* Task to complete *
Write out the records in full and without alteration, setting aside their pictures.

Data about app and page elements:
*** Block opens ***
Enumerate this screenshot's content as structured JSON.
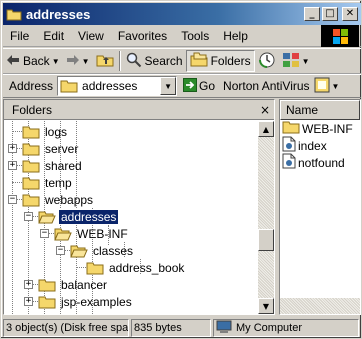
{
  "window": {
    "title": "addresses"
  },
  "titlebar_buttons": {
    "minimize": "_",
    "maximize": "□",
    "close": "✕"
  },
  "menu": [
    "File",
    "Edit",
    "View",
    "Favorites",
    "Tools",
    "Help"
  ],
  "toolbar": {
    "back": "Back",
    "search": "Search",
    "folders": "Folders"
  },
  "addressbar": {
    "label": "Address",
    "value": "addresses",
    "go": "Go",
    "norton": "Norton AntiVirus"
  },
  "folders_pane": {
    "title": "Folders",
    "close": "×",
    "tree": [
      {
        "label": "logs",
        "level": 4,
        "expander": ""
      },
      {
        "label": "server",
        "level": 4,
        "expander": "+"
      },
      {
        "label": "shared",
        "level": 4,
        "expander": "+"
      },
      {
        "label": "temp",
        "level": 4,
        "expander": ""
      },
      {
        "label": "webapps",
        "level": 4,
        "expander": "-"
      },
      {
        "label": "addresses",
        "level": 5,
        "expander": "-",
        "selected": true,
        "open": true
      },
      {
        "label": "WEB-INF",
        "level": 6,
        "expander": "-",
        "open": true
      },
      {
        "label": "classes",
        "level": 7,
        "expander": "-",
        "open": true
      },
      {
        "label": "address_book",
        "level": 8,
        "expander": ""
      },
      {
        "label": "balancer",
        "level": 5,
        "expander": "+"
      },
      {
        "label": "jsp-examples",
        "level": 5,
        "expander": "+"
      }
    ]
  },
  "files_pane": {
    "column": "Name",
    "items": [
      {
        "label": "WEB-INF",
        "icon": "folder-icon"
      },
      {
        "label": "index",
        "icon": "html-file-icon"
      },
      {
        "label": "notfound",
        "icon": "html-file-icon"
      }
    ]
  },
  "statusbar": {
    "objects": "3 object(s) (Disk free spa",
    "size": "835 bytes",
    "location": "My Computer"
  },
  "colors": {
    "title_start": "#0a246a",
    "title_end": "#a6caf0",
    "selection": "#0a246a",
    "folder": "#f5d76b"
  }
}
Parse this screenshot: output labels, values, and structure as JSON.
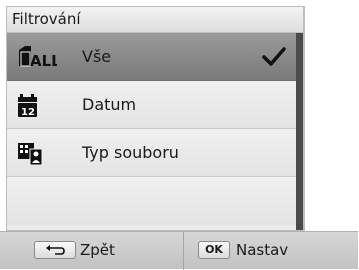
{
  "header": {
    "title": "Filtrování"
  },
  "items": [
    {
      "label": "Vše",
      "icon": "all-files-icon",
      "selected": true
    },
    {
      "label": "Datum",
      "icon": "calendar-date-icon",
      "selected": false
    },
    {
      "label": "Typ souboru",
      "icon": "file-type-icon",
      "selected": false
    }
  ],
  "footer": {
    "back_key": "back-arrow-icon",
    "back_label": "Zpět",
    "ok_key": "OK",
    "ok_label": "Nastav"
  },
  "colors": {
    "selected_row": "#8a8a8a",
    "background": "#eaeaea",
    "text": "#1a1a1a"
  }
}
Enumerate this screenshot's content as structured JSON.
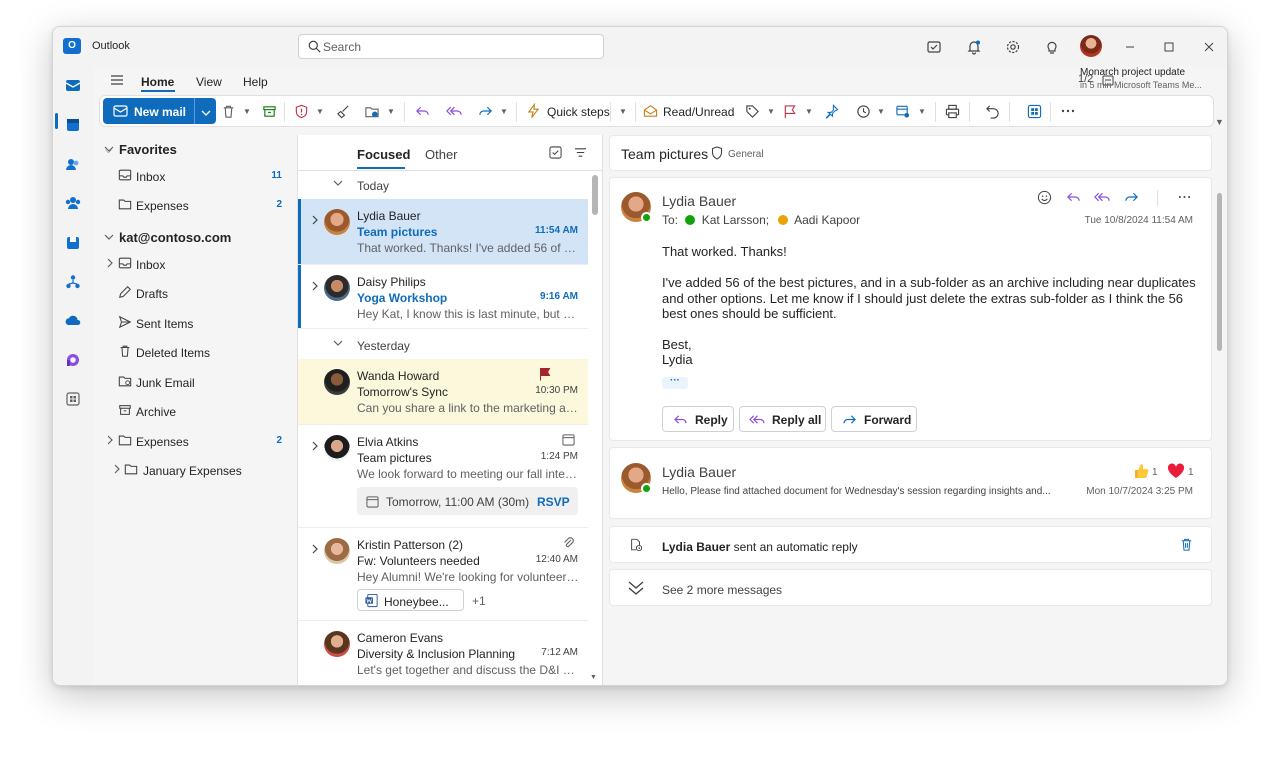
{
  "app": {
    "name": "Outlook",
    "logo": "O"
  },
  "search": {
    "placeholder": "Search"
  },
  "menu": {
    "items": [
      "Home",
      "View",
      "Help"
    ]
  },
  "notification": {
    "counter": "1/2",
    "title": "Monarch project update",
    "subtitle": "in 5 min Microsoft Teams Me..."
  },
  "ribbon": {
    "new_mail": "New mail",
    "quick_steps": "Quick steps",
    "read_unread": "Read/Unread"
  },
  "favorites": {
    "header": "Favorites",
    "items": [
      {
        "label": "Inbox",
        "count": "11"
      },
      {
        "label": "Expenses",
        "count": "2"
      }
    ]
  },
  "account": {
    "header": "kat@contoso.com",
    "folders": [
      {
        "label": "Inbox",
        "count": ""
      },
      {
        "label": "Drafts",
        "count": ""
      },
      {
        "label": "Sent Items",
        "count": ""
      },
      {
        "label": "Deleted Items",
        "count": ""
      },
      {
        "label": "Junk Email",
        "count": ""
      },
      {
        "label": "Archive",
        "count": ""
      },
      {
        "label": "Expenses",
        "count": "2"
      },
      {
        "label": "January Expenses",
        "count": ""
      }
    ]
  },
  "list": {
    "tabs": [
      "Focused",
      "Other"
    ],
    "groups": [
      "Today",
      "Yesterday"
    ],
    "messages": [
      {
        "sender": "Lydia Bauer",
        "subject": "Team pictures",
        "time": "11:54 AM",
        "preview": "That worked. Thanks! I've added 56 of the..."
      },
      {
        "sender": "Daisy Philips",
        "subject": "Yoga Workshop",
        "time": "9:16 AM",
        "preview": "Hey Kat, I know this is last minute, but do..."
      },
      {
        "sender": "Wanda Howard",
        "subject": "Tomorrow's Sync",
        "time": "10:30 PM",
        "preview": "Can you share a link to the marketing asse..."
      },
      {
        "sender": "Elvia Atkins",
        "subject": "Team pictures",
        "time": "1:24 PM",
        "preview": "We look forward to meeting our fall intern...",
        "event": "Tomorrow, 11:00 AM (30m)",
        "rsvp": "RSVP"
      },
      {
        "sender": "Kristin Patterson (2)",
        "subject": "Fw: Volunteers needed",
        "time": "12:40 AM",
        "preview": "Hey Alumni! We're looking for volunteers...",
        "attachment": "Honeybee...",
        "more": "+1"
      },
      {
        "sender": "Cameron Evans",
        "subject": "Diversity & Inclusion Planning",
        "time": "7:12 AM",
        "preview": "Let's get together and discuss the D&I pla..."
      }
    ]
  },
  "reading": {
    "title": "Team pictures",
    "label": "General",
    "message": {
      "sender": "Lydia Bauer",
      "to_label": "To:",
      "recipients": [
        "Kat Larsson;",
        "Aadi Kapoor"
      ],
      "date": "Tue 10/8/2024 11:54 AM",
      "body": [
        "That worked. Thanks!",
        "I've added 56 of the best pictures, and in a sub-folder as an archive including near duplicates and other options. Let me know if I should just delete the extras sub-folder as I think the 56 best ones should be sufficient.",
        "Best,",
        "Lydia"
      ],
      "expand": "···",
      "actions": [
        "Reply",
        "Reply all",
        "Forward"
      ]
    },
    "earlier": {
      "sender": "Lydia Bauer",
      "snippet": "Hello, Please find attached document for Wednesday's session regarding insights and...",
      "date": "Mon 10/7/2024 3:25 PM",
      "reactions": [
        {
          "icon": "thumbs-up-icon",
          "count": "1"
        },
        {
          "icon": "heart-icon",
          "count": "1"
        }
      ]
    },
    "auto_reply": {
      "name": "Lydia Bauer",
      "text": " sent an automatic reply"
    },
    "see_more": "See 2 more messages"
  },
  "colors": {
    "accent": "#0f6cbd",
    "selected": "#d3e4f7",
    "flagged": "#fcf8dc",
    "flag": "#c4314b",
    "presence": "#13a10e"
  }
}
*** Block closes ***
* Solution below *
Enumerate this screenshot's content as structured JSON.
{
  "window": {
    "title": "addresses"
  },
  "titlebar_buttons": {
    "minimize": "_",
    "maximize": "□",
    "close": "✕"
  },
  "menu": [
    "File",
    "Edit",
    "View",
    "Favorites",
    "Tools",
    "Help"
  ],
  "toolbar": {
    "back": "Back",
    "search": "Search",
    "folders": "Folders"
  },
  "addressbar": {
    "label": "Address",
    "value": "addresses",
    "go": "Go",
    "norton": "Norton AntiVirus"
  },
  "folders_pane": {
    "title": "Folders",
    "close": "×",
    "tree": [
      {
        "label": "logs",
        "level": 4,
        "expander": ""
      },
      {
        "label": "server",
        "level": 4,
        "expander": "+"
      },
      {
        "label": "shared",
        "level": 4,
        "expander": "+"
      },
      {
        "label": "temp",
        "level": 4,
        "expander": ""
      },
      {
        "label": "webapps",
        "level": 4,
        "expander": "-"
      },
      {
        "label": "addresses",
        "level": 5,
        "expander": "-",
        "selected": true,
        "open": true
      },
      {
        "label": "WEB-INF",
        "level": 6,
        "expander": "-",
        "open": true
      },
      {
        "label": "classes",
        "level": 7,
        "expander": "-",
        "open": true
      },
      {
        "label": "address_book",
        "level": 8,
        "expander": ""
      },
      {
        "label": "balancer",
        "level": 5,
        "expander": "+"
      },
      {
        "label": "jsp-examples",
        "level": 5,
        "expander": "+"
      }
    ]
  },
  "files_pane": {
    "column": "Name",
    "items": [
      {
        "label": "WEB-INF",
        "icon": "folder-icon"
      },
      {
        "label": "index",
        "icon": "html-file-icon"
      },
      {
        "label": "notfound",
        "icon": "html-file-icon"
      }
    ]
  },
  "statusbar": {
    "objects": "3 object(s) (Disk free spa",
    "size": "835 bytes",
    "location": "My Computer"
  },
  "colors": {
    "title_start": "#0a246a",
    "title_end": "#a6caf0",
    "selection": "#0a246a",
    "folder": "#f5d76b"
  }
}
Parse this screenshot: output labels, values, and structure as JSON.
{
  "header": {
    "title": "Filtrování"
  },
  "items": [
    {
      "label": "Vše",
      "icon": "all-files-icon",
      "selected": true
    },
    {
      "label": "Datum",
      "icon": "calendar-date-icon",
      "selected": false
    },
    {
      "label": "Typ souboru",
      "icon": "file-type-icon",
      "selected": false
    }
  ],
  "footer": {
    "back_key": "back-arrow-icon",
    "back_label": "Zpět",
    "ok_key": "OK",
    "ok_label": "Nastav"
  },
  "colors": {
    "selected_row": "#8a8a8a",
    "background": "#eaeaea",
    "text": "#1a1a1a"
  }
}
Enumerate this screenshot's content as structured JSON.
{
  "app": {
    "name": "Outlook",
    "logo": "O"
  },
  "search": {
    "placeholder": "Search"
  },
  "menu": {
    "items": [
      "Home",
      "View",
      "Help"
    ]
  },
  "notification": {
    "counter": "1/2",
    "title": "Monarch project update",
    "subtitle": "in 5 min Microsoft Teams Me..."
  },
  "ribbon": {
    "new_mail": "New mail",
    "quick_steps": "Quick steps",
    "read_unread": "Read/Unread"
  },
  "favorites": {
    "header": "Favorites",
    "items": [
      {
        "label": "Inbox",
        "count": "11"
      },
      {
        "label": "Expenses",
        "count": "2"
      }
    ]
  },
  "account": {
    "header": "kat@contoso.com",
    "folders": [
      {
        "label": "Inbox",
        "count": ""
      },
      {
        "label": "Drafts",
        "count": ""
      },
      {
        "label": "Sent Items",
        "count": ""
      },
      {
        "label": "Deleted Items",
        "count": ""
      },
      {
        "label": "Junk Email",
        "count": ""
      },
      {
        "label": "Archive",
        "count": ""
      },
      {
        "label": "Expenses",
        "count": "2"
      },
      {
        "label": "January Expenses",
        "count": ""
      }
    ]
  },
  "list": {
    "tabs": [
      "Focused",
      "Other"
    ],
    "groups": [
      "Today",
      "Yesterday"
    ],
    "messages": [
      {
        "sender": "Lydia Bauer",
        "subject": "Team pictures",
        "time": "11:54 AM",
        "preview": "That worked. Thanks! I've added 56 of the..."
      },
      {
        "sender": "Daisy Philips",
        "subject": "Yoga Workshop",
        "time": "9:16 AM",
        "preview": "Hey Kat, I know this is last minute, but do..."
      },
      {
        "sender": "Wanda Howard",
        "subject": "Tomorrow's Sync",
        "time": "10:30 PM",
        "preview": "Can you share a link to the marketing asse..."
      },
      {
        "sender": "Elvia Atkins",
        "subject": "Team pictures",
        "time": "1:24 PM",
        "preview": "We look forward to meeting our fall intern...",
        "event": "Tomorrow, 11:00 AM (30m)",
        "rsvp": "RSVP"
      },
      {
        "sender": "Kristin Patterson (2)",
        "subject": "Fw: Volunteers needed",
        "time": "12:40 AM",
        "preview": "Hey Alumni! We're looking for volunteers...",
        "attachment": "Honeybee...",
        "more": "+1"
      },
      {
        "sender": "Cameron Evans",
        "subject": "Diversity & Inclusion Planning",
        "time": "7:12 AM",
        "preview": "Let's get together and discuss the D&I pla..."
      }
    ]
  },
  "reading": {
    "title": "Team pictures",
    "label": "General",
    "message": {
      "sender": "Lydia Bauer",
      "to_label": "To:",
      "recipients": [
        "Kat Larsson;",
        "Aadi Kapoor"
      ],
      "date": "Tue 10/8/2024 11:54 AM",
      "body": [
        "That worked. Thanks!",
        "I've added 56 of the best pictures, and in a sub-folder as an archive including near duplicates and other options. Let me know if I should just delete the extras sub-folder as I think the 56 best ones should be sufficient.",
        "Best,",
        "Lydia"
      ],
      "expand": "···",
      "actions": [
        "Reply",
        "Reply all",
        "Forward"
      ]
    },
    "earlier": {
      "sender": "Lydia Bauer",
      "snippet": "Hello, Please find attached document for Wednesday's session regarding insights and...",
      "date": "Mon 10/7/2024 3:25 PM",
      "reactions": [
        {
          "icon": "thumbs-up-icon",
          "count": "1"
        },
        {
          "icon": "heart-icon",
          "count": "1"
        }
      ]
    },
    "auto_reply": {
      "name": "Lydia Bauer",
      "text": " sent an automatic reply"
    },
    "see_more": "See 2 more messages"
  },
  "colors": {
    "accent": "#0f6cbd",
    "selected": "#d3e4f7",
    "flagged": "#fcf8dc",
    "flag": "#c4314b",
    "presence": "#13a10e"
  }
}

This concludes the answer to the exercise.